» Work order: The answer must be every line of the data that holds the word "glyph".

» Input material:

● ● ● ● ● ● ●

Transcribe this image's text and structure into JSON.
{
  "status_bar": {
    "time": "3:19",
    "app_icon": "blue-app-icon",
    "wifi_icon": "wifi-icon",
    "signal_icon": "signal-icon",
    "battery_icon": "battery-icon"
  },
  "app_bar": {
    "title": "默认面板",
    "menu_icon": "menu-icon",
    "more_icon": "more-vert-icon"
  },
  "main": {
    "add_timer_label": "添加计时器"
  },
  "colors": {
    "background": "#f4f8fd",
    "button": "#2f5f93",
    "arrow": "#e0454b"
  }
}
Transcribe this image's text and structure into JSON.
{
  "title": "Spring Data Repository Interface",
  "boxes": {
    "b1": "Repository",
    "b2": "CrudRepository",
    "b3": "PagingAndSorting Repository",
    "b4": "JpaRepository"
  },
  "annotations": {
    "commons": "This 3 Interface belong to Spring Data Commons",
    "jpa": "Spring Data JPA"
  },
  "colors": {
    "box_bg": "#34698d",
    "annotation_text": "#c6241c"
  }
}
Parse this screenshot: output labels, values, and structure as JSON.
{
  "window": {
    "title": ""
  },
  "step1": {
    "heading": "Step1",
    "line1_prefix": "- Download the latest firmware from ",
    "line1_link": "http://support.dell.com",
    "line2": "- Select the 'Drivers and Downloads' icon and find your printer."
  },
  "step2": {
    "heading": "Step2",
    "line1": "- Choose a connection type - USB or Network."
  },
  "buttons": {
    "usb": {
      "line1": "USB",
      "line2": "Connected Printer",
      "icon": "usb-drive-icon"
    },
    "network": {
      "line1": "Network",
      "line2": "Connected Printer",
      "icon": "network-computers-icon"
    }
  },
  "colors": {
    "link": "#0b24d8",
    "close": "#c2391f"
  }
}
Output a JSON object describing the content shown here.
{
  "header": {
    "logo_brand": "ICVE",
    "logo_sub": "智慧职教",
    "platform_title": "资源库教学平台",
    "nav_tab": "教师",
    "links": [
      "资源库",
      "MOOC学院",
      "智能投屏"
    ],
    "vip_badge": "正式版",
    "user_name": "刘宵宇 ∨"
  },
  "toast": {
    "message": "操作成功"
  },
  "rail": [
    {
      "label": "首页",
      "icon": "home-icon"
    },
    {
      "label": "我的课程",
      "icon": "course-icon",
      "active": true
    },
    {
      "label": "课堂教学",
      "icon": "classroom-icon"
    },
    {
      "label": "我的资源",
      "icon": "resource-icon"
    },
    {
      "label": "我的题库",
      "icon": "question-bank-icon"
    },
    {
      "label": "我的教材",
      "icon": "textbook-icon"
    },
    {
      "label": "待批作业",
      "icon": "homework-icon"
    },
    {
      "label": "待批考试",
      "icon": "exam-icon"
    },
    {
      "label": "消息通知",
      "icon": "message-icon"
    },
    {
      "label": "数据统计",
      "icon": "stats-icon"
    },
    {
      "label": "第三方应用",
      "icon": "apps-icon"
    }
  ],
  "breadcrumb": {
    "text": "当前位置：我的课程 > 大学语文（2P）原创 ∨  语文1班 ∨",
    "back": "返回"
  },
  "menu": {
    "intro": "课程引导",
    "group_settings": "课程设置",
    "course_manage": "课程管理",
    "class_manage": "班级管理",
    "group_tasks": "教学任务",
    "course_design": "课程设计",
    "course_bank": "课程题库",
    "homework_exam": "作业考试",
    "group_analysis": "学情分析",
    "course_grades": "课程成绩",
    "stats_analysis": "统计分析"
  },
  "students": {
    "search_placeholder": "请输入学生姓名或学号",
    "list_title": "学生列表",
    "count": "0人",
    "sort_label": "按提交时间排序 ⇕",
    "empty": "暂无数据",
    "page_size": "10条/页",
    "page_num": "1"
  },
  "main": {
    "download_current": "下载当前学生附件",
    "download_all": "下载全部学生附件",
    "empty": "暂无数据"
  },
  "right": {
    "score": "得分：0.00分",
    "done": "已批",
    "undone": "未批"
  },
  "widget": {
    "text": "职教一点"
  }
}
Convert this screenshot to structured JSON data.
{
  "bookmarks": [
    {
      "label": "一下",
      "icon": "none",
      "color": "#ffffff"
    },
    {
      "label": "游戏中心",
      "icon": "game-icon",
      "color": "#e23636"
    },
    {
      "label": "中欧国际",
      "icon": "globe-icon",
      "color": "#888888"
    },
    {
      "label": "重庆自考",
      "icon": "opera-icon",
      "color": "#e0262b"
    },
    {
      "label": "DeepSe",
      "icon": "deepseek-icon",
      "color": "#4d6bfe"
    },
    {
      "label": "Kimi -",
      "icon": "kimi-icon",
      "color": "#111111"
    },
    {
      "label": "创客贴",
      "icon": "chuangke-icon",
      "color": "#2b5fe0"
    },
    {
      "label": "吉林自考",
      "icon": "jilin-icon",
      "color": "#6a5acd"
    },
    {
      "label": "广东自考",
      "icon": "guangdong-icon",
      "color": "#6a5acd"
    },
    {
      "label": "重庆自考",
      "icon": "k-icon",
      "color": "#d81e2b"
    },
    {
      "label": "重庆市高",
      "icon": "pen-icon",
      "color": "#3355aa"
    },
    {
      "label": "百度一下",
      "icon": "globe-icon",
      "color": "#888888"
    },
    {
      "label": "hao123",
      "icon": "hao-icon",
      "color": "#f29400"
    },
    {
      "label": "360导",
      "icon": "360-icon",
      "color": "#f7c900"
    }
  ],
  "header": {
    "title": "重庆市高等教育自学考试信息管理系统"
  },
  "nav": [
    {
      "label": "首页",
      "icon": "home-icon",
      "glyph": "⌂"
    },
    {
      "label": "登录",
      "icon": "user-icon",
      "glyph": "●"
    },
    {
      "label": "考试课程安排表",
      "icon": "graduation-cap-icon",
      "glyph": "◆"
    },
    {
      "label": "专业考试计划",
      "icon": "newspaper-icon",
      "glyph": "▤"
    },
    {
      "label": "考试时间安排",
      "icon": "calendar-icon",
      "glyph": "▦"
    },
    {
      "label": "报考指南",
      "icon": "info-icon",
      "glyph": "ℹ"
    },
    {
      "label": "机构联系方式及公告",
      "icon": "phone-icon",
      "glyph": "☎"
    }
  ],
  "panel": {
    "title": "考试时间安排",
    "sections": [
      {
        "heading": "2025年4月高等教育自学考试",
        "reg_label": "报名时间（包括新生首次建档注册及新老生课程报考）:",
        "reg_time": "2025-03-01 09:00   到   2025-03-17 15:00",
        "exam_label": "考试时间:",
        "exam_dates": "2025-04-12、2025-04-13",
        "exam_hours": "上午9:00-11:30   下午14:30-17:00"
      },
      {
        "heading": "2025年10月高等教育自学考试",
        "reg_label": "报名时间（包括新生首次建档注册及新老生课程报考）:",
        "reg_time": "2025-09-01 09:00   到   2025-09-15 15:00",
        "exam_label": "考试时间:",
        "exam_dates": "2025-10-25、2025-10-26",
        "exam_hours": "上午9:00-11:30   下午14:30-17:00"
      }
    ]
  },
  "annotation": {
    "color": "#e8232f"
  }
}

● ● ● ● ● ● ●

» Exercise solution:
      "glyph": "⌂"
      "glyph": "●"
      "glyph": "◆"
      "glyph": "▤"
      "glyph": "▦"
      "glyph": "ℹ"
      "glyph": "☎"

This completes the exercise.